EXERCISE INPUT START

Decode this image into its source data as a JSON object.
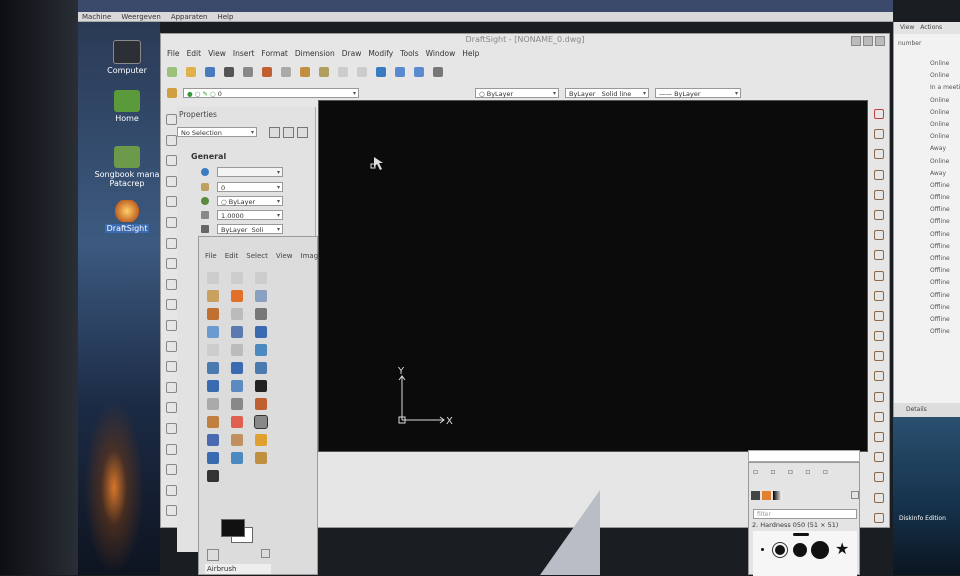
{
  "host": {
    "menu": [
      "Machine",
      "Weergeven",
      "Apparaten",
      "Help"
    ],
    "desktop_icons": [
      {
        "label": "Computer"
      },
      {
        "label": "Home"
      },
      {
        "label": "Songbook mana Patacrep"
      },
      {
        "label": "DraftSight"
      }
    ],
    "right_window": {
      "menu": [
        "View",
        "Actions"
      ],
      "field": "number",
      "statuses": [
        "Online",
        "Online",
        "In a meeti",
        "Online",
        "Online",
        "Online",
        "Online",
        "Away",
        "Online",
        "Away",
        "Offline",
        "Offline",
        "Offline",
        "Offline",
        "Offline",
        "Offline",
        "Offline",
        "Offline",
        "Offline",
        "Offline",
        "Offline",
        "Offline",
        "Offline"
      ],
      "details": "Details"
    },
    "desktop_right_icon_label": "DiskInfo Edition"
  },
  "draftsight": {
    "title": "DraftSight - [NONAME_0.dwg]",
    "menu": [
      "File",
      "Edit",
      "View",
      "Insert",
      "Format",
      "Dimension",
      "Draw",
      "Modify",
      "Tools",
      "Window",
      "Help"
    ],
    "layer_value": "0",
    "color_combo": "ByLayer",
    "linetype_combo_a": "ByLayer",
    "linetype_combo_b": "Solid line",
    "lineweight_combo": "—— ByLayer",
    "properties": {
      "title": "Properties",
      "selection": "No Selection",
      "section": "General",
      "layer": "0",
      "color": "ByLayer",
      "scale": "1.0000",
      "linetype_a": "ByLayer",
      "linetype_b": "Soli"
    },
    "axis": {
      "x": "X",
      "y": "Y"
    }
  },
  "gimp": {
    "menu": [
      "File",
      "Edit",
      "Select",
      "View",
      "Imag"
    ],
    "active_tool": "Airbrush"
  },
  "brushes": {
    "filter_placeholder": "filter",
    "brush_name": "2. Hardness 050 (51 × 51)"
  },
  "colors": {
    "canvas": "#0b0b0b",
    "window_bg": "#e6e6e6",
    "accent_blue": "#3a7cc0",
    "tool_orange": "#e0702a"
  }
}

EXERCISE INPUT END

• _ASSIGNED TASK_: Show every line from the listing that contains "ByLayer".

• _PROBLEM SOLUTION_:
    "color_combo": "ByLayer",
    "linetype_combo_a": "ByLayer",
    "lineweight_combo": "—— ByLayer",
      "color": "ByLayer",
      "linetype_a": "ByLayer",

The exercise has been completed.